D. AMICUS CURIAE BRIEFS UNDER FED. R. APP. P. 29.
FED . R. APP. P. 29 requires that if a motion for leave to file as an amicus is required,
the amicus brief must accompany the motion. Under the Federal Rule the amicus brief
must be filed “no later than 7 days after the principal brief of the party being supported
is filed.” An amicus brief must comply with FED . R. APP. P. 32, except that its length
may be “no more than one-half the maximum length authorized . . . for a party’s
principal brief.” NOTE: A certificate of compliance as discussed in FED . R. APP. P.
32(a)(7) and 5TH CIR . R. 32 may be required. Also an amicus brief must meet the
format requirements of 5TH CIR . R. 32 and, if applicable the electronic filing and service
requirements of 5TH CIR . R. 31.1, except that an electronic copy of the computer
generated brief must be served on all parties represented by counsel. Finally, to be
consistent with FED . R. APP. P. 29, 5TH CIR . R. 31.2 provides that a party’s principal
brief’s due date is not adjusted after filing of an amicus brief. See FED . R. APP. P. 29(e)
and the Committee Note thereto which provides in relevant part in discussing the 7
day filing period:
. . . A 7-day period is also short enough that no adjustment need be made in
the opposing party’s briefing schedule. The opposing party will have
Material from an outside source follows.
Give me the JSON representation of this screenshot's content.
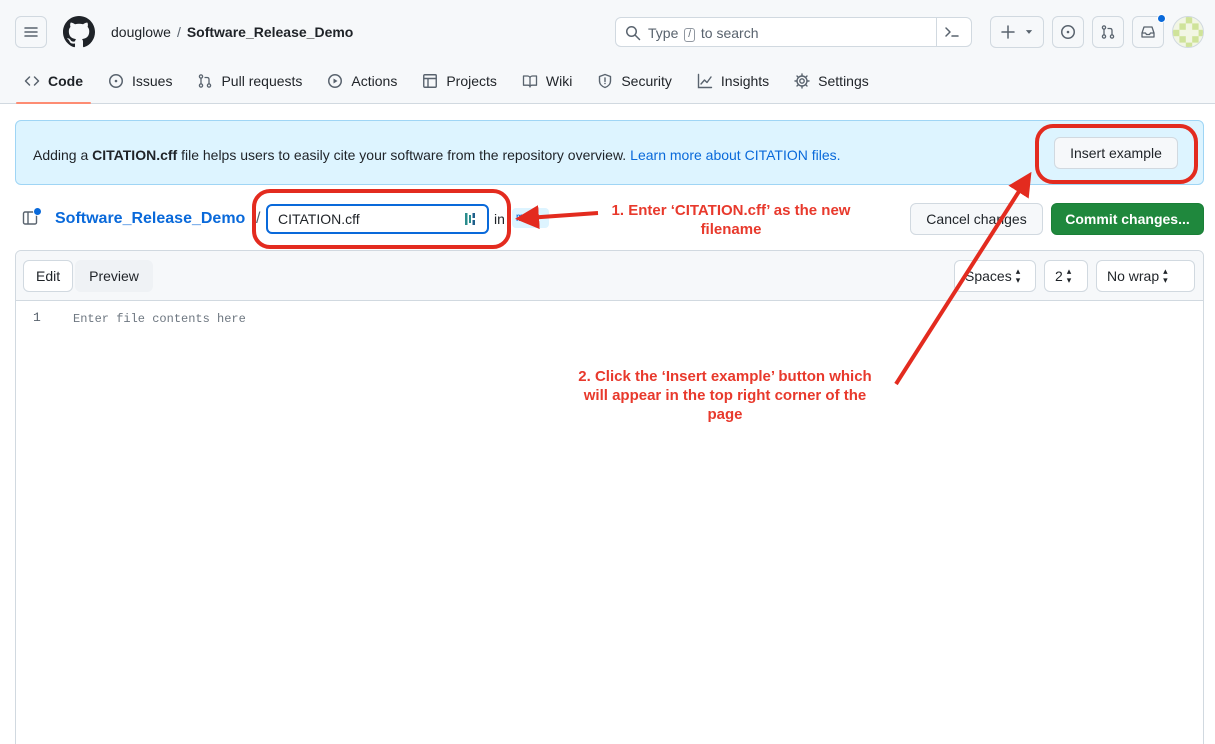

sufficient time to review arguments made by the amicus and address them
in the party’s responsive pleading . . . .
D. PETITIONS FOR REHEARING UNDER FED. R. APP. P. 35 AND 40.
A petition for en banc consideration must be reproduced in the manner prescribed by
FED . R. APP. P. 32(a) except that a cover is not mandated and a certificate of compliance
is not required, (See FED . R. APP . P. 32(c)(2)). A petition for en banc consideration
“must not exceed 15 pages, excluding material not counted under [Federal] Rule 32.”
For purposes of the page limit in FED . R. APP. P. 35, “if a party files both a petition for
panel rehearing and a petition for rehearing en banc, they are considered a single
document even if they are filed separately . . . .” See 5TH CIR . R. 35.2.1 through 35.2.10
for other format requirements.
A FED . R. APP. P. 40 petition for panel rehearing “must comply in form with” FED .
R. APP. P. 32. Copies “must be served and filed as” FED . R. APP. P. 31 prescribes, and
a “petition for panel rehearing must not exceed 15 pages,” See FED . R. APP. P. 40(b).
We hope this guide gives you a better understanding of the rules and helps you prepare
your briefs and petitions for rehearing in accordance with the rules.